Before we close our proceedings, I should like to pay warm tribute to all the hon. Members who played a part in the Standing Committee proceedings upstairs. There were valuable contributions from both sides of the Committee, and I greatly respect the expertise as well as the sincerity which were brought to those proceedings. We have also had a number of speakers in the general debate on Report stage who have brought to our proceedings a great deal of experience and sincerity, and I should like to express appreciation to them.

I particularly wish to thank the hon. Member for Norfolk, Central for his remarks, which I greatly appreciate. We regret the absence of the hon. Member for Howden (Mr. Bryan), who is abroad, but we appreciate the able way in which he spoke on behalf of the Opposition during the various stages of the Bill.

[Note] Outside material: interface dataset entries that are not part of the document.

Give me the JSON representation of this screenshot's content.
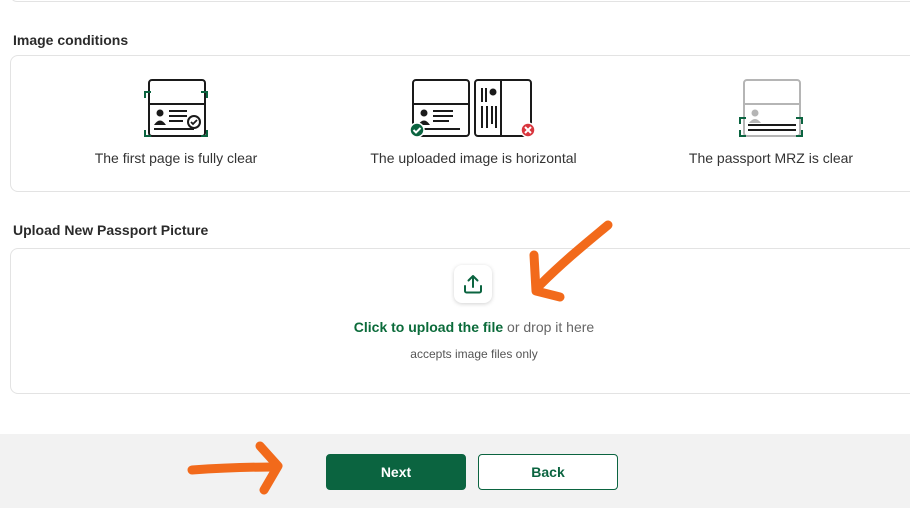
{
  "sections": {
    "image_conditions_title": "Image conditions",
    "upload_title": "Upload New Passport Picture"
  },
  "conditions": [
    {
      "caption": "The first page is fully clear",
      "icon": "passport-first-page-icon"
    },
    {
      "caption": "The uploaded image is horizontal",
      "icon": "passport-orientation-icon"
    },
    {
      "caption": "The passport MRZ is clear",
      "icon": "passport-mrz-icon"
    }
  ],
  "upload": {
    "link_text": "Click to upload the file",
    "rest_text": " or drop it here",
    "hint": "accepts image files only",
    "icon": "upload-icon"
  },
  "buttons": {
    "next": "Next",
    "back": "Back"
  },
  "colors": {
    "brand_green": "#0b6440",
    "link_green": "#0b6b3a",
    "error_red": "#d9363e",
    "annotation_orange": "#f26a1b"
  }
}
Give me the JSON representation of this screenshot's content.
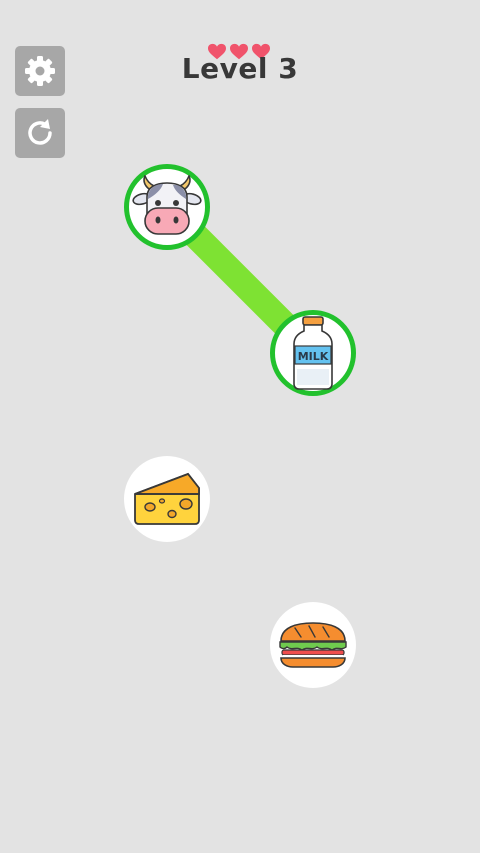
{
  "header": {
    "level_title": "Level 3",
    "hearts": 3,
    "heart_color": "#f0536b"
  },
  "toolbar": {
    "settings_icon": "gear-icon",
    "restart_icon": "restart-icon"
  },
  "board": {
    "accent_color": "#22c12d",
    "line_color": "#7ee233",
    "items": [
      {
        "name": "cow",
        "icon": "cow-icon",
        "selected": true
      },
      {
        "name": "milk",
        "icon": "milk-bottle-icon",
        "label": "MILK",
        "selected": true
      },
      {
        "name": "cheese",
        "icon": "cheese-icon",
        "selected": false
      },
      {
        "name": "sandwich",
        "icon": "sandwich-icon",
        "selected": false
      }
    ],
    "connections": [
      [
        "cow",
        "milk"
      ]
    ]
  }
}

My hon. Friends the Members for Bristol, North East (Mr. Dobson) and Brighton, Kemptown (Mr. Hobden) regret that they could not be with us tonight at this stage of the proceedings as they are attending their union's conference in Bournemouth.

The hon. and gallant Gentleman for Down, South (Captain Orr) referred to the officials, and I should like to thank him warmly for what he said. It was sincerely meant, and I am sure that it will be received with pleasure by the officials in the G.P.O. I would add my thanks to the officials in the reorganisation department of the Post Office who have played a wonderful part in preparing and helping to guide the Bill through all its stages.

Finally, I wish to pay tribute to my hon. Friend the Assistant Postmaster-General who has been with this Bill since October, 1964, when he was first appointed to the position which he now holds. He has worked with three of my predecessors, all of whom have played a very valuable part in preparing the Bill. I pay special tribute to the Assistant Postmaster-General for the sterling job he has done throughout these past five years and thank him for his most loyal support. I commend the Bill to the House.

Question put and agreed to.

Bill accordingly read the Third time and passed.